David Jayne Hill Court is a complex of buildings named after the university’s second president. Dedicated Oct. 18, 1969, Hill Court was opened to upperclassmen, specifically sophomores and juniors. The dormitories were part of a three-phase expansion of the university that would eventually accomodate 900 resident students by the early 1970s. Hence, the nickname Phase. Phase is one of the first dormitory complexes in the country that was designed with considerable help from students. When the concept of a new dorm was devised, President Wallis suggested that students play an intricate role in the planning. Fifty-five undergraduate students were selected at random and divided into eight teams. Each team was given cost and design data and asked to make suggestions as to what they would like to see in the new dorms. A report was compiled and given to the architect in 1965. The second and third phases were expected to open by 1971, and would have housed approximately 400 students.
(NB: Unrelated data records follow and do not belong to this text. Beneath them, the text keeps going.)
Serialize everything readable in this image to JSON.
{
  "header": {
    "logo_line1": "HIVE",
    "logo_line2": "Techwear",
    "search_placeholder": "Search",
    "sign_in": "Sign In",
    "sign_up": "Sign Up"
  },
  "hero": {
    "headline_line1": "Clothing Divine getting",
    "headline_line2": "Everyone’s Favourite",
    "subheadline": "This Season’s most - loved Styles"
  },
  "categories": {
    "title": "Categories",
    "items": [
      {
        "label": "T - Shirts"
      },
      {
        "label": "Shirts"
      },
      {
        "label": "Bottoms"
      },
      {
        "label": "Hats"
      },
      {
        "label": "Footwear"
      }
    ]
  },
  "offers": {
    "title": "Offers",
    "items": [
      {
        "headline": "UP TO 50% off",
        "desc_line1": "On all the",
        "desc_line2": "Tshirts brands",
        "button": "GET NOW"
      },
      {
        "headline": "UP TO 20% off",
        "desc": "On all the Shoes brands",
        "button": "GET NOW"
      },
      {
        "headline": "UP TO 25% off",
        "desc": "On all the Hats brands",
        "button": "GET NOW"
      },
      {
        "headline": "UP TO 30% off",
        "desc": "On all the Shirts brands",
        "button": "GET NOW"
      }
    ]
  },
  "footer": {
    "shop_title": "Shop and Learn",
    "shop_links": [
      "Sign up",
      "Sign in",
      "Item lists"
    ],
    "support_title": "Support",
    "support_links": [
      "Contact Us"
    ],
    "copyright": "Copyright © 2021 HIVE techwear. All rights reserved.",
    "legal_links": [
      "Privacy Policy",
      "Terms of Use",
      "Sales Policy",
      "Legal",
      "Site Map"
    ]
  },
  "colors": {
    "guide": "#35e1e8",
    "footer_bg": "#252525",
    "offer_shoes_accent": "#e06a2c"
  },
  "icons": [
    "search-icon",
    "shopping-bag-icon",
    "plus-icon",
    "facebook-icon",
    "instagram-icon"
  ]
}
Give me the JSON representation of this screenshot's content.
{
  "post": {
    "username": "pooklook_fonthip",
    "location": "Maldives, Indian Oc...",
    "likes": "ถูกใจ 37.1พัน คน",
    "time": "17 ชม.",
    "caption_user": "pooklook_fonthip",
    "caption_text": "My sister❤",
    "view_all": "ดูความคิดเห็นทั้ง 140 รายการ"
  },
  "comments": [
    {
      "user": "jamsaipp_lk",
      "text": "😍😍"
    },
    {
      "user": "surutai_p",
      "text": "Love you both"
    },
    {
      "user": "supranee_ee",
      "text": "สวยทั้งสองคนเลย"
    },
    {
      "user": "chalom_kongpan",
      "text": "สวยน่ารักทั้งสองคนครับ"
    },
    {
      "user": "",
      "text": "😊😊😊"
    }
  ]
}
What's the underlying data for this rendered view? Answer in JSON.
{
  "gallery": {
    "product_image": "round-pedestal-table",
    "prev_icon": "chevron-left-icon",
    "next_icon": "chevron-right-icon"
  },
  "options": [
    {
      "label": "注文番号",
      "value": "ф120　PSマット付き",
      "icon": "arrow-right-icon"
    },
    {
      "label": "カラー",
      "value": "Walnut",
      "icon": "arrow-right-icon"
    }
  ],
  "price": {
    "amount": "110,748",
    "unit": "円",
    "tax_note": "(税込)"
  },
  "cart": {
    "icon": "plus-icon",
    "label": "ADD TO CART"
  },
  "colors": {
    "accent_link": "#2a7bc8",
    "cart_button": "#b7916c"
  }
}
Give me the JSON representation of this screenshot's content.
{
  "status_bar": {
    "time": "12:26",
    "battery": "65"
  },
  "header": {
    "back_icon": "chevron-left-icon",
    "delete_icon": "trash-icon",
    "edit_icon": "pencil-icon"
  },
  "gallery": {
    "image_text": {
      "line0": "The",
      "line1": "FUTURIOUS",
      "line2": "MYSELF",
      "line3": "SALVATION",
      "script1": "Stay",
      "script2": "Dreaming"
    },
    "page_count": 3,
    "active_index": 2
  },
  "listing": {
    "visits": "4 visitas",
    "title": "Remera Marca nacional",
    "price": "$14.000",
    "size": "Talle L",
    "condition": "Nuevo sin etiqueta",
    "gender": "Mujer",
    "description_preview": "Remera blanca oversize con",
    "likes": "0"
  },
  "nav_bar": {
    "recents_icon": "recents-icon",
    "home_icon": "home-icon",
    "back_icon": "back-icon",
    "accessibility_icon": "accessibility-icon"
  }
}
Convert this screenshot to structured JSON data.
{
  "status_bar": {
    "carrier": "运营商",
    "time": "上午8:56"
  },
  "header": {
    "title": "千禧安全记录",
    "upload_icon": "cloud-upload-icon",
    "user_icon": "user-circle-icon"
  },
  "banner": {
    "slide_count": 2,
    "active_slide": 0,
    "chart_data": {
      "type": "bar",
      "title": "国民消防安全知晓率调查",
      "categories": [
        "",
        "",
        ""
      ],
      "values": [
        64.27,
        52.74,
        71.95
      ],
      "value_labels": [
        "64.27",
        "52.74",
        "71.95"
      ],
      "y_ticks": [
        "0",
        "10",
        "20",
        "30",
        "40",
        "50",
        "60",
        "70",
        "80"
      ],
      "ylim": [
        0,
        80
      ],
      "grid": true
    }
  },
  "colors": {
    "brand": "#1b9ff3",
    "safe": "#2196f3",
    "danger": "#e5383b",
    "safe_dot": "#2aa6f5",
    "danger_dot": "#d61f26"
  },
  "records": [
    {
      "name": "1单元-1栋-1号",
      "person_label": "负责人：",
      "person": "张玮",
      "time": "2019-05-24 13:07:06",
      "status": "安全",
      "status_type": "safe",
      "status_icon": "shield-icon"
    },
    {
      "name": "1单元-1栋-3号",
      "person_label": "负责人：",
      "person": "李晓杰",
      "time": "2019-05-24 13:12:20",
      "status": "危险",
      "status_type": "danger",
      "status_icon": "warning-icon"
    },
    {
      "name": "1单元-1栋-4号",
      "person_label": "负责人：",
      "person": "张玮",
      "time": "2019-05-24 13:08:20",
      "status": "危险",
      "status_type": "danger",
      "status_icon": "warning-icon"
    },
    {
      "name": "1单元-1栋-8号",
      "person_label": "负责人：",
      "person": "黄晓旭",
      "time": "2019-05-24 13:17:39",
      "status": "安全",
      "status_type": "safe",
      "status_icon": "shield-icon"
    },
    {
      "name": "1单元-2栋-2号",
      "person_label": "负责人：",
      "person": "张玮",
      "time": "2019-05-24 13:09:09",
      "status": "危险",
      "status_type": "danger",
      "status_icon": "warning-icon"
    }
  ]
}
Phases II and III were to be located just to the east of Phase I, across from the railroad tracks between the Genesee River and the Mt. Hope Cemetery, on a 16-acre plot that the university bought from the city of Rochester. The buildings were supposed to be towers because the land is narrow.Phases II and III were obviously never completed, but the name lives on.

Notes by Nadia: The problem with age gaps

When I see a younger woman with an older man, it concerns me. Women are constantly preyed upon and assaulted by men — especially older men.

Graduate Student Collective voices financial grievances in town hall

On Tuesday Feb. 21, over 50 graduate students from across the University filled the Humanities Center for a town hall…

“The African Company” plays to the beat of its own drum

“The African Company” is a labor of passion for its material and commitment to its cause, and the hard work of its cast and crew pays off.